Assignment: Which lines in the records below contain the word "baba"? Copy each one out.

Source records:
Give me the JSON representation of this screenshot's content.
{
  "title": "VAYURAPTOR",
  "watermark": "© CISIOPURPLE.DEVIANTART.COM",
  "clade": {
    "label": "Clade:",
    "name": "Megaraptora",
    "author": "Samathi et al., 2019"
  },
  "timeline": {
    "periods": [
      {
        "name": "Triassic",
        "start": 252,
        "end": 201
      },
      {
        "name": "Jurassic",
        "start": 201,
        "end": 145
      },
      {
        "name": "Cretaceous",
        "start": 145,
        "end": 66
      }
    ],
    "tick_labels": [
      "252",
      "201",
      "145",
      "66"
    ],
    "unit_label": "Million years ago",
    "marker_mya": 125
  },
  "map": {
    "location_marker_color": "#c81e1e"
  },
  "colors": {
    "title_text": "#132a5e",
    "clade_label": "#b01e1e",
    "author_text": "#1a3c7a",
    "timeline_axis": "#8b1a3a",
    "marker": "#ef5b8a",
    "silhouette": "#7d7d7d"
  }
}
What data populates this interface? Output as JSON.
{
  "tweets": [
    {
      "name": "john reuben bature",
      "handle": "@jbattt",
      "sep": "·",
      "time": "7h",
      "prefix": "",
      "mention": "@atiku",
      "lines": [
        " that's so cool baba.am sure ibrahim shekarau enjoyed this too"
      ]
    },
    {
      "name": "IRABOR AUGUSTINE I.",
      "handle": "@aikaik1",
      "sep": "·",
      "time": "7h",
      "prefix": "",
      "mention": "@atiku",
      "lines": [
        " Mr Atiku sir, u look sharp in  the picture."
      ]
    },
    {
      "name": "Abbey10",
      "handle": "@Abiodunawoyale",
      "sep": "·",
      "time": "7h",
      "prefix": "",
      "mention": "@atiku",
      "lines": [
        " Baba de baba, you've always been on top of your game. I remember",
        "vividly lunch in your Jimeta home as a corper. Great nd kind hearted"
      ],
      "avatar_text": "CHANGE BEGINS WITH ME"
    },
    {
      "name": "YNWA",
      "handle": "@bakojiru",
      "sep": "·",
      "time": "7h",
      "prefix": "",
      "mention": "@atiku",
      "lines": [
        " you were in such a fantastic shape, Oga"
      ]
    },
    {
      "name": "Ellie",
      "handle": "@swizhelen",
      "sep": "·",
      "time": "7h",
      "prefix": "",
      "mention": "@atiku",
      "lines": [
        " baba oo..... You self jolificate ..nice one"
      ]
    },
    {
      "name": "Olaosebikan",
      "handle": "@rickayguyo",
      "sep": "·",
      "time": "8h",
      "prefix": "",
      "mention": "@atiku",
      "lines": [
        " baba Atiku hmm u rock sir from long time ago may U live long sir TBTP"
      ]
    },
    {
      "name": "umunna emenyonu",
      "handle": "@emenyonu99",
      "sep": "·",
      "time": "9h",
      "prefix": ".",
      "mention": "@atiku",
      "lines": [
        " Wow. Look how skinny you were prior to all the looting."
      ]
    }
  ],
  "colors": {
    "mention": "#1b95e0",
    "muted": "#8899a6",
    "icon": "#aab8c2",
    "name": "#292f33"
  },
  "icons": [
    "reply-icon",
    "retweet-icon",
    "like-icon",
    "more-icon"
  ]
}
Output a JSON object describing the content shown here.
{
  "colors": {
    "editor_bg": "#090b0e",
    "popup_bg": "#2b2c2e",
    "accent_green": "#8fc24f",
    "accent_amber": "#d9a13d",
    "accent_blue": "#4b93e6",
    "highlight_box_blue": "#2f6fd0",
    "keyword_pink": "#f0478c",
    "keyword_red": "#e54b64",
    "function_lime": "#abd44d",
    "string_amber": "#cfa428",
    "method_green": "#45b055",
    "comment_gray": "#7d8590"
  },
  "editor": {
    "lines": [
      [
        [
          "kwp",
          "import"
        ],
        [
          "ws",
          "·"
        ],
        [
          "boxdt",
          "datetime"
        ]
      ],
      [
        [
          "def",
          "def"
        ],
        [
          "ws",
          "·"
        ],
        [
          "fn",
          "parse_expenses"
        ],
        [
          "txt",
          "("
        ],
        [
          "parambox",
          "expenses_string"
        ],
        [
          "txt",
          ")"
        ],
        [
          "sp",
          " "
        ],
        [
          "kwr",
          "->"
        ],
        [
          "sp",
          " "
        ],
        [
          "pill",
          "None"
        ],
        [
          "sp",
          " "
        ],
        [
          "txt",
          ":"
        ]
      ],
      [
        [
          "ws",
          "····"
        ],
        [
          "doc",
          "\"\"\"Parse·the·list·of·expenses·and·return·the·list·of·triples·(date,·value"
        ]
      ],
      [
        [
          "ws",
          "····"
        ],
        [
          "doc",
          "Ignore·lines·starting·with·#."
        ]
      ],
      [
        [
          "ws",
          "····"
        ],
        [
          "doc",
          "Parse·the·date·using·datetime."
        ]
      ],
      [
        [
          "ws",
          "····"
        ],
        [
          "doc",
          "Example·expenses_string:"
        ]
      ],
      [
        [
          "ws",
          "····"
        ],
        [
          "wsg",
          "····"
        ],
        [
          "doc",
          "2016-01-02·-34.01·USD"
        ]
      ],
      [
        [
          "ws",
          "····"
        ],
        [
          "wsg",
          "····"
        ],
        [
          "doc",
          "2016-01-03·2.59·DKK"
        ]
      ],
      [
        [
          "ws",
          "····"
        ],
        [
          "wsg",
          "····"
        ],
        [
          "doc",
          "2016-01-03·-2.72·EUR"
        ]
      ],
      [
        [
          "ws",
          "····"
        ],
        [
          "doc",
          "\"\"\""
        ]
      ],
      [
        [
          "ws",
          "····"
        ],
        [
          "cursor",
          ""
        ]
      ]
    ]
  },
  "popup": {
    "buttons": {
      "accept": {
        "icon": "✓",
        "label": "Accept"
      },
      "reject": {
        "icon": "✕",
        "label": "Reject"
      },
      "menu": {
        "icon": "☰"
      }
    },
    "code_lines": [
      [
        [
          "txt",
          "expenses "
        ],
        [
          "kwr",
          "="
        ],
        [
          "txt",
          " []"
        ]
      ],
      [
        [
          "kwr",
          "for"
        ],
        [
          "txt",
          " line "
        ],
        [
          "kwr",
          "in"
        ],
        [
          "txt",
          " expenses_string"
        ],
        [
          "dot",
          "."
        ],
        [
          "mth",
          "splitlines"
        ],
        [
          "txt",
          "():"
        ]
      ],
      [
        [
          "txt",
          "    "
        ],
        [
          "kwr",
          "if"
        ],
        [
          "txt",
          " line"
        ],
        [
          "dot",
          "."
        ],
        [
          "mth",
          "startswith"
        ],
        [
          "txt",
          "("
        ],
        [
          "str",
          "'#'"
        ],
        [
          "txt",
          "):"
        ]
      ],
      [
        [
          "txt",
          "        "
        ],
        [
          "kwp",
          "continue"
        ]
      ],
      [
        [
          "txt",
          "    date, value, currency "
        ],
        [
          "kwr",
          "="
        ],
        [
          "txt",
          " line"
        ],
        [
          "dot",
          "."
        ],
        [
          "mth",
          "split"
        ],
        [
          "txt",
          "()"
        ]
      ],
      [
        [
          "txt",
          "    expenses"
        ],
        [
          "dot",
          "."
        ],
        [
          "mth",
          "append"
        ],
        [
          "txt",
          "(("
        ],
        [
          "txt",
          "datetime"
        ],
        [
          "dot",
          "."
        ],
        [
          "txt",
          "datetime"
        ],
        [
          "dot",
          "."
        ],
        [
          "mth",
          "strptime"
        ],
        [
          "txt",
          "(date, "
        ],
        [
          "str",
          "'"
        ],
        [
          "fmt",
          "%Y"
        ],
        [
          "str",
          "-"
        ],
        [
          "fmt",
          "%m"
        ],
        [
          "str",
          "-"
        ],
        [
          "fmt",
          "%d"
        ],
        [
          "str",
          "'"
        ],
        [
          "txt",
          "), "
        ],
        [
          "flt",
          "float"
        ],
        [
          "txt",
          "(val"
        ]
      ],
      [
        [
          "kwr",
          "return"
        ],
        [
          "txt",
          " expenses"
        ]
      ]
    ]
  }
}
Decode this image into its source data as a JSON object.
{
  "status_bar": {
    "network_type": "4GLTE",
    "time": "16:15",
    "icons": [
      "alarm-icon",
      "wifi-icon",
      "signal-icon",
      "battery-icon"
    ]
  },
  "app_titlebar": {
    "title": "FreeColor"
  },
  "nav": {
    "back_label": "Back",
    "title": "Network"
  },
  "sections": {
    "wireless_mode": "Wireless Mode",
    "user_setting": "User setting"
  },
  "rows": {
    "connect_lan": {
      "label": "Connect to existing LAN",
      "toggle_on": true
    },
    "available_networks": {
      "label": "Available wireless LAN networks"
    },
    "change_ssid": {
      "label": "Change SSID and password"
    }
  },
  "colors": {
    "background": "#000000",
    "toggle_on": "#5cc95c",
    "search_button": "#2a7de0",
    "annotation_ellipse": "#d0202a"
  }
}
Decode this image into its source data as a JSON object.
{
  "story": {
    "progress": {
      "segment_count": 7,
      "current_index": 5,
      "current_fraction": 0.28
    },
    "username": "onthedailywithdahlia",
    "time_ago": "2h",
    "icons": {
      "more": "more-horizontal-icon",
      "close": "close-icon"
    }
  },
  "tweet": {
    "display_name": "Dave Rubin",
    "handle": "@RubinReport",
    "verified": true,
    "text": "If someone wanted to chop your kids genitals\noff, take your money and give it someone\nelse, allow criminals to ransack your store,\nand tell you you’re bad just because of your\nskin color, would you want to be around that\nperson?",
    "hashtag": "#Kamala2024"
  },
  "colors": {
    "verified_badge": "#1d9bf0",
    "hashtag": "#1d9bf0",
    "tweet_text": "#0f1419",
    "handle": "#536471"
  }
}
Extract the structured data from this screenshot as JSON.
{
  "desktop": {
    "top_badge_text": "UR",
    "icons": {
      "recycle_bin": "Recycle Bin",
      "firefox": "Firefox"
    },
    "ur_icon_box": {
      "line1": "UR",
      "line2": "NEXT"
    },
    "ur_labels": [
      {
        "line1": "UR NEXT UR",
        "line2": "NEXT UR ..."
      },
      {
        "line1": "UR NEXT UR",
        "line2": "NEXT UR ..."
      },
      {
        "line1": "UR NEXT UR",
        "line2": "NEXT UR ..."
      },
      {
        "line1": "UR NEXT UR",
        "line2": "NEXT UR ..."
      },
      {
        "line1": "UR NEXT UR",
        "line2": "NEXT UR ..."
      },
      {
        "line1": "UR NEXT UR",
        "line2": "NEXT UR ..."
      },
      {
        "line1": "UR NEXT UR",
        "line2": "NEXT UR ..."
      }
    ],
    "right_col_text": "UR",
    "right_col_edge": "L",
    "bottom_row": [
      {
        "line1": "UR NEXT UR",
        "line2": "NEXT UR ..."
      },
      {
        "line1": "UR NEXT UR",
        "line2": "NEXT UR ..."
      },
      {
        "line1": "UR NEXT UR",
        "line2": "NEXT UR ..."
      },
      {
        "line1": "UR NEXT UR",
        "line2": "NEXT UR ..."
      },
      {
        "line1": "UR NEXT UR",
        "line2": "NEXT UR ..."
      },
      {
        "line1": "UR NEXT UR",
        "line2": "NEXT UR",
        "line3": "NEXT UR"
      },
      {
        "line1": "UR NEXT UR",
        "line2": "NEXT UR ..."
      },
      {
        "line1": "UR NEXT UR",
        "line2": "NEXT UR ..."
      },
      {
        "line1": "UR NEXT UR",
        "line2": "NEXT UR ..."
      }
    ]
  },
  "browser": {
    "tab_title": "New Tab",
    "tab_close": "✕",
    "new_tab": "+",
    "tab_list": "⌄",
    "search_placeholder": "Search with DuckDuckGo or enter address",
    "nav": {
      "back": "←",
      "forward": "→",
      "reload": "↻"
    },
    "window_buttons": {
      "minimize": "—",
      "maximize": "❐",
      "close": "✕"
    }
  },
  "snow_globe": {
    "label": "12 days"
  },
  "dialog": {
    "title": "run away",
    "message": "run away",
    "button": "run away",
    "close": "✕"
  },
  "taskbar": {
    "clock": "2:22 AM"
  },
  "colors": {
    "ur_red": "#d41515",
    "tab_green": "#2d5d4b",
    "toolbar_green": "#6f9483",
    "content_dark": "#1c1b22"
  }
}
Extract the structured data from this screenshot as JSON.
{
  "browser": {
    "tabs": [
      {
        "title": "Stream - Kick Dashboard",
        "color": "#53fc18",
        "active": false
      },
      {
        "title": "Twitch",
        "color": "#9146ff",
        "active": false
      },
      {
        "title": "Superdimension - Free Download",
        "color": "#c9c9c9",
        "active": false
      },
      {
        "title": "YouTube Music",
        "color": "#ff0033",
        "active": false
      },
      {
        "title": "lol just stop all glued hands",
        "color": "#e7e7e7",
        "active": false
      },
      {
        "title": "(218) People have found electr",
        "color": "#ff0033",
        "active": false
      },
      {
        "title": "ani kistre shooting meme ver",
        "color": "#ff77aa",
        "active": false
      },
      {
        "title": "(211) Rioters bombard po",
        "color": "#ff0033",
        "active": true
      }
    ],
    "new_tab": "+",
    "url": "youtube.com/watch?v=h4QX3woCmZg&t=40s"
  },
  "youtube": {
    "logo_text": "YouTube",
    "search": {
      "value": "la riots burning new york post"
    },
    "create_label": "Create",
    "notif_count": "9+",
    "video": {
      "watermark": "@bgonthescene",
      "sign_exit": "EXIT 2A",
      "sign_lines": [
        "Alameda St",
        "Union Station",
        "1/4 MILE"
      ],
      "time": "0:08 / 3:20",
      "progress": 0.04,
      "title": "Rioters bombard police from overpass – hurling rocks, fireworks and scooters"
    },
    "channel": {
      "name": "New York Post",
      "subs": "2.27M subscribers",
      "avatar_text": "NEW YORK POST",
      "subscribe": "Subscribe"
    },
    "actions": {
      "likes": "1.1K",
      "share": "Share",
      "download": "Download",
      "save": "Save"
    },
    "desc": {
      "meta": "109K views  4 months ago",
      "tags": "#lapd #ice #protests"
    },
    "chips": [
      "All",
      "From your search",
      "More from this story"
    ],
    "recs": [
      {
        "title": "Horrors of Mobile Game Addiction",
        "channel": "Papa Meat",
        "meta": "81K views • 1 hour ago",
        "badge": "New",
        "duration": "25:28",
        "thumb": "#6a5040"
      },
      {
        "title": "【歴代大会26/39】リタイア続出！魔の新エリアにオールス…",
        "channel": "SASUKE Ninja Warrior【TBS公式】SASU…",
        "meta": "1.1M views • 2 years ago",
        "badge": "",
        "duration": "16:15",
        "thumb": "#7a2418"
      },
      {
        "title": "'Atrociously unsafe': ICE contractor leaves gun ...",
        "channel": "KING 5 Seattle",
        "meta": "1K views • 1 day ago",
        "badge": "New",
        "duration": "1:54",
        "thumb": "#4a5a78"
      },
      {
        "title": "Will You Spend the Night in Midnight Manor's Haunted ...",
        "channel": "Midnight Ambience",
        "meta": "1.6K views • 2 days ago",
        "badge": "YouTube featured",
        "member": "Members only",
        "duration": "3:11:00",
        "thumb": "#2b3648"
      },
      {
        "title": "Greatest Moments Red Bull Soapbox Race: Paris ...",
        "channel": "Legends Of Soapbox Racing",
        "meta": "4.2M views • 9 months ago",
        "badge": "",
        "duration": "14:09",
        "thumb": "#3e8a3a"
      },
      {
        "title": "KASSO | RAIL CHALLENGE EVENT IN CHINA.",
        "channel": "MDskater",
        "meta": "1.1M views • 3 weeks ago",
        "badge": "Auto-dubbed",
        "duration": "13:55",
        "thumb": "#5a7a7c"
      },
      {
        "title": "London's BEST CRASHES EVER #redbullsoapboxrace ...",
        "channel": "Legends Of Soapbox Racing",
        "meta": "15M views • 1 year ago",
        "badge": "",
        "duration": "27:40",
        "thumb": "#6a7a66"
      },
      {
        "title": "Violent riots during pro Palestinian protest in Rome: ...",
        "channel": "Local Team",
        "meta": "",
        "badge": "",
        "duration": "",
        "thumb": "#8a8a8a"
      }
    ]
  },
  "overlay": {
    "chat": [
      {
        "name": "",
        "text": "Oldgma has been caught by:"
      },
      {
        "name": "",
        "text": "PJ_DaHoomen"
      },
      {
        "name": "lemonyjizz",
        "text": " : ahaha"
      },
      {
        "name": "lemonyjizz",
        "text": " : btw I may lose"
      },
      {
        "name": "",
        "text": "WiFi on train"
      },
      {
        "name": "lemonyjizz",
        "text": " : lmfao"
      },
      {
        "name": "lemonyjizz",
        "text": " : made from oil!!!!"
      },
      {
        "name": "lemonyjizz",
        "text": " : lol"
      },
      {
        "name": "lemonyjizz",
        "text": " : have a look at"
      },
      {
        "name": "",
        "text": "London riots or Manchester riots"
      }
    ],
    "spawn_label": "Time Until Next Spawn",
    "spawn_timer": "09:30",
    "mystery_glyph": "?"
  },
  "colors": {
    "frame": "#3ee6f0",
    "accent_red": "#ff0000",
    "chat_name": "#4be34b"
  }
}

Written response:
        " that's so cool baba.am sure ibrahim shekarau enjoyed this too"
        " Baba de baba, you've always been on top of your game. I remember",
        " baba oo..... You self jolificate ..nice one"
        " baba Atiku hmm u rock sir from long time ago may U live long sir TBTP"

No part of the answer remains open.